Aside from education and experience, median salaries can also depend on the industry, company size, geographic location, and more. The list above certainly isn’t comprehensive, though. And there are many other careers available to those with an organizational leadership degree with strong salaries.

online leadership degree

What Can I Do Next If I Want to Pursue a Bachelor of Science in Organizational Leadership?

Ready to earn an organizational leadership degree to gain several “hard” and “soft” skills for many in-demand careers? If so, check out Central Christian College of Kansas' organizational leadership degree online. You can also connect with a counselor to discover if an organizational leadership degree makes sense for you.

Read more:

Sources:

Administrative Services Managers: Occupational Outlook Handbook. (2020, March 4). Retrieved from https://www.bls.gov/ooh/management/administrative-services-managers.htm.

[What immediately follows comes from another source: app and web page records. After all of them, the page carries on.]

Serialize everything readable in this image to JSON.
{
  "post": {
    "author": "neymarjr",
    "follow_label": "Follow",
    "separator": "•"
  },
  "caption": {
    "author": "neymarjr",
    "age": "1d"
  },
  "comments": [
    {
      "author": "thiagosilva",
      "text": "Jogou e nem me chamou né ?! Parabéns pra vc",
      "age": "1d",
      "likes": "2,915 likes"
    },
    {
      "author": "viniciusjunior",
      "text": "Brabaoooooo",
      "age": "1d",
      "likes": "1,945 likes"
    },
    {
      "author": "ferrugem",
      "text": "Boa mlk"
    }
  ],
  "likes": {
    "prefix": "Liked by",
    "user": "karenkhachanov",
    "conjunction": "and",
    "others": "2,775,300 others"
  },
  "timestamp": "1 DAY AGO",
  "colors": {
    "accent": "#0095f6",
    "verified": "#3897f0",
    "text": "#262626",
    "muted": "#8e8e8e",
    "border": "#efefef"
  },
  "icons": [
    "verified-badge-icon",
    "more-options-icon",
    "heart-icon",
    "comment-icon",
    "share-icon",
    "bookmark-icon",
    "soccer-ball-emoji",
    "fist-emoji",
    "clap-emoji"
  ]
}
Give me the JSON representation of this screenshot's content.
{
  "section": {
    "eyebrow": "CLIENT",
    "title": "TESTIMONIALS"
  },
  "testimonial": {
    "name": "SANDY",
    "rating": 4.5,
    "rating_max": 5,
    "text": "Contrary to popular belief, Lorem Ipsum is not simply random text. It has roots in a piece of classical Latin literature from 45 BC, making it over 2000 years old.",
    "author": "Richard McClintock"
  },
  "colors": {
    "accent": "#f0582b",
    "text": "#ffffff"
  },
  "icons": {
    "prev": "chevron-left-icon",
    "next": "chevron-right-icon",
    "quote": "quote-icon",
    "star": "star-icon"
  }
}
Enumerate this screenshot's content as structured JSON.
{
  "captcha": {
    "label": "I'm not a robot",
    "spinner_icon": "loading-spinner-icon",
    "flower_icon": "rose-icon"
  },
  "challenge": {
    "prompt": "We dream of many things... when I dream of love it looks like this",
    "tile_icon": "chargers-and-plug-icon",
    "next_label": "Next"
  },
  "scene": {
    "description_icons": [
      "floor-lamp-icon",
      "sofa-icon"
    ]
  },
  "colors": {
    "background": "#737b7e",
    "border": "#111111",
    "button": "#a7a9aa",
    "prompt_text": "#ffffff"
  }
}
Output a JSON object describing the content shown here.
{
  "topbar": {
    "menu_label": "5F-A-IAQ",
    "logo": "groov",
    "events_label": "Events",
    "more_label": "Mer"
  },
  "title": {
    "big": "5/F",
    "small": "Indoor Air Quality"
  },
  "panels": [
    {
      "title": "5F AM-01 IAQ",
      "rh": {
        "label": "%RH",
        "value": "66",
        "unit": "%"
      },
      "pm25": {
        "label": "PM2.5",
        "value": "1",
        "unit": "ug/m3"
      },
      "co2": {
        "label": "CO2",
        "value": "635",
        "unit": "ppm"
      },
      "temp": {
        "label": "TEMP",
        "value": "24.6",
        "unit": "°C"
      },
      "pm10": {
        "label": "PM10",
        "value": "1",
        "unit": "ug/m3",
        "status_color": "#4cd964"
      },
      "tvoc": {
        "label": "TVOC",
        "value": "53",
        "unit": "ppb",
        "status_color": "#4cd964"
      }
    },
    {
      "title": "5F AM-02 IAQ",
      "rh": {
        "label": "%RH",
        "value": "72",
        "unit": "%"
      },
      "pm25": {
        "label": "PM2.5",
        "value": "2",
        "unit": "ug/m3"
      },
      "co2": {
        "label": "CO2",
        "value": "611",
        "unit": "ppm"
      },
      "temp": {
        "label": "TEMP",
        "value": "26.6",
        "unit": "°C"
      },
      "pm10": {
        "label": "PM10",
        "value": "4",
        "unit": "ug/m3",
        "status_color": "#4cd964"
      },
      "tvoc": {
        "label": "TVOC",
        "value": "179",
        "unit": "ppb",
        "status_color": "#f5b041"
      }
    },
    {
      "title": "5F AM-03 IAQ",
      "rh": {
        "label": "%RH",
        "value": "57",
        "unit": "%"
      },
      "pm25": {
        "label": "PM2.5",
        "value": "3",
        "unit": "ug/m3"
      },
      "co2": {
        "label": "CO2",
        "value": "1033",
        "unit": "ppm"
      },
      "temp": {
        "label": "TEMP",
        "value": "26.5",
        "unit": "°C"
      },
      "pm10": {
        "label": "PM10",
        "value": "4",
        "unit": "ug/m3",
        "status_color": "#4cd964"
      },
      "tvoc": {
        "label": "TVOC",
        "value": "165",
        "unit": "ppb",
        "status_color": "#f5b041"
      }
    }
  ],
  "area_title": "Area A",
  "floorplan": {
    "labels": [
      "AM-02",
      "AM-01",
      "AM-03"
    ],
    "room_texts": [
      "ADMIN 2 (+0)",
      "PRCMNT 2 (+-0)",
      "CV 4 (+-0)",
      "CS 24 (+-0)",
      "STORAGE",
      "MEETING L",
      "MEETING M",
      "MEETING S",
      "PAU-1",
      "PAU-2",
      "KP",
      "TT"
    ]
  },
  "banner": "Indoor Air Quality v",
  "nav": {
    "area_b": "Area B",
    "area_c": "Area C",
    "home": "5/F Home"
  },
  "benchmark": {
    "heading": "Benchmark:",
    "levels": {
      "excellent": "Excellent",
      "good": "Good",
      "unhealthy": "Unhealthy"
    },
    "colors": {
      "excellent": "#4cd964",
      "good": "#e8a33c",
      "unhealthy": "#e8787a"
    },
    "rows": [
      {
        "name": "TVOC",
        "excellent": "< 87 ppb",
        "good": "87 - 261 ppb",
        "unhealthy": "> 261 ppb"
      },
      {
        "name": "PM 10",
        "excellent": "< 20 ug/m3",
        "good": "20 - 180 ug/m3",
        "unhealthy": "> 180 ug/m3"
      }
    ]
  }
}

Four Ways Work Will Change in the Future. (n.d.). Retrieved from https://www.gsb.stanford.edu/insights/four-ways-work-will-change-future.

Human Resources Managers: Occupational Outlook Handbook. (2019, September 4). Retrieved from https://www.bls.gov/ooh/management/human-resources-managers.htm.

Human Resources Specialists: Occupational Outlook Handbook. (2019, September 4). Retrieved from https://www.bls.gov/ooh/business-and-financial/human-resources-specialists.htm.

Logisticians: Occupational Outlook Handbook. (2019, September 4). Retrieved from https://www.bls.gov/ooh/business-and-financial/logisticians.htm?view_full.

Management Analysts: Occupational Outlook Handbook. (2019, September 4). Retrieved from https://www.bls.gov/ooh/business-and-financial/management-analysts.htm.

Medical and Health Services Managers: Occupational Outlook Handbook. (2019, September 4). Retrieved from https://www.bls.gov/ooh/management/medical-and-health-services-managers.htm.

Operations Research Analysts: Occupational Outlook Handbook. (2019, September 4). Retrieved from https://www.bls.gov/ooh/math/operations-research-analysts.htm.

Postsecondary Education Administrators: Occupational Outlook Handbook. (2019, September 4). Retrieved from https://www.bls.gov/ooh/management/postsecondary-education-administrators.htm.

Training and Development Managers: Occupational Outlook Handbook. (2020, February 21). Retrieved from https://www.bls.gov/ooh/management/training-and-development-managers.htm.

Training and Development Specialists: Occupational Outlook Handbook. (2019, September 4). Retrieved from https://www.bls.gov/ooh/business-and-financial/training-and-development-specialists.htm.